Celeste Kelly, Grace Granatelli, and Stacey Kollman make their living by providing massage services to horses and other animals. For more than a decade, these three women have supported themselves by doing what they love while alleviating the pain of animals and bringing comfort to their owners. But if established veterinarians and bureaucrats in the state of Arizona and Maryland have their way, the women will not only be barred from their chosen livelihood, they could face up to $3,500 in fines and six months in jail. The therapists are in trouble because they lack official licenses from their local State Veterinary Medical Examining Boards. But obtaining a license is absurdly difficult. And unfortunately, writes Veronique de Rugy, this abusive treatment of American entrepreneurs isn't confined to horse masseuses. Unlicensed hairdressers, barbers, and hair braiders, too, were under attack in Washington, Utah, the District of Columbia, California, Mississippi, Minnesota, and Ohio before the Institute for Justice step in.
Fairfax County, Virginia, allows home businesses but prohibits them from keeping inventory on site.
The democratic socialist congresswoman has lamented that the public-school system hinges on zip codes.

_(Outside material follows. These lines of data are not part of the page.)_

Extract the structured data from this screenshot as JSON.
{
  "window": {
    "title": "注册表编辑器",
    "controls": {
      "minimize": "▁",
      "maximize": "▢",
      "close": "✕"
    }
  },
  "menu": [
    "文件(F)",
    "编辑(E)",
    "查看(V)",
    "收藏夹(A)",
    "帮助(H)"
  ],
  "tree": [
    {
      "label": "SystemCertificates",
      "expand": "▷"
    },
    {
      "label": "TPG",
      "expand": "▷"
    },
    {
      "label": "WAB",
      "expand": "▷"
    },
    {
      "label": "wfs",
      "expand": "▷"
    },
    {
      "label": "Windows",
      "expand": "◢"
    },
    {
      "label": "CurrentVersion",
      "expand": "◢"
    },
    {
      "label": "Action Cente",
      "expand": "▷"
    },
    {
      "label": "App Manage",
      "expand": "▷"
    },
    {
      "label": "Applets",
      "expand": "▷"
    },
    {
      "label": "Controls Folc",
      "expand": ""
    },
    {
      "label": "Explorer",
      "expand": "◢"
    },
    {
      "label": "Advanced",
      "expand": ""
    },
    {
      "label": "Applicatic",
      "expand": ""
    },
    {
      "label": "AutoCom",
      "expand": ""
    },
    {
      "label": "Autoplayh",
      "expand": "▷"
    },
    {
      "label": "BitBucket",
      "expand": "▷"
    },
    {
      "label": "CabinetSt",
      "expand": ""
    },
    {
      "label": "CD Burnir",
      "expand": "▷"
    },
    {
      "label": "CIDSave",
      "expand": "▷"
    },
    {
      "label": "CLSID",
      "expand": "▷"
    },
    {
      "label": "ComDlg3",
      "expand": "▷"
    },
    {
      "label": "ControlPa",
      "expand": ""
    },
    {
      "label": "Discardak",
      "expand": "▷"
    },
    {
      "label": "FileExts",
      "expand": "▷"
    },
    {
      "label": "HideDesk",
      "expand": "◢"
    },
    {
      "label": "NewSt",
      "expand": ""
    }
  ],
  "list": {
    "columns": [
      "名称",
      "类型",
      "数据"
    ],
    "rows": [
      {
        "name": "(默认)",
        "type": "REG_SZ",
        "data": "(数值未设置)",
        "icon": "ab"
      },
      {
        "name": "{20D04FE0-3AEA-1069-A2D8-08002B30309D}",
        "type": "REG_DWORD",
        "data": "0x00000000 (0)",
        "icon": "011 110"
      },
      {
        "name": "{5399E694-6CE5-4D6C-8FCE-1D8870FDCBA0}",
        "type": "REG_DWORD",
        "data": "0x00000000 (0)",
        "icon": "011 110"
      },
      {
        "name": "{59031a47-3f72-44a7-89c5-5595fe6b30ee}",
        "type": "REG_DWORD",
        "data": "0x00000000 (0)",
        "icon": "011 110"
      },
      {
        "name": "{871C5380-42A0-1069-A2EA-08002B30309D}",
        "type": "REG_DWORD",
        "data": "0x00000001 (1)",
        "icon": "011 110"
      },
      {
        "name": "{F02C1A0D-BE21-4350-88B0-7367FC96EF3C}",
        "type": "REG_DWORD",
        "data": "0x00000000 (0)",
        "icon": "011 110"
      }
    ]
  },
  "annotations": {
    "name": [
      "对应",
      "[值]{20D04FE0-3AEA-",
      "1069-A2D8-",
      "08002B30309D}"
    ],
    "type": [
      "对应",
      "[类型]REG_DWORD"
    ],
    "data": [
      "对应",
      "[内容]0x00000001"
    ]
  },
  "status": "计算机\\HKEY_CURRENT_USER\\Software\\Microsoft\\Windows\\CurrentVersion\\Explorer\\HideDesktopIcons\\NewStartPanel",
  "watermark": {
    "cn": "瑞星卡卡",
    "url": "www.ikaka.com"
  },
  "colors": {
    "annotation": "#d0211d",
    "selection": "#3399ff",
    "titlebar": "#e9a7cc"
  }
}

In one month, two sheriff's deputies in Florida have been arrested for fabricating drug evidence during traffic stops.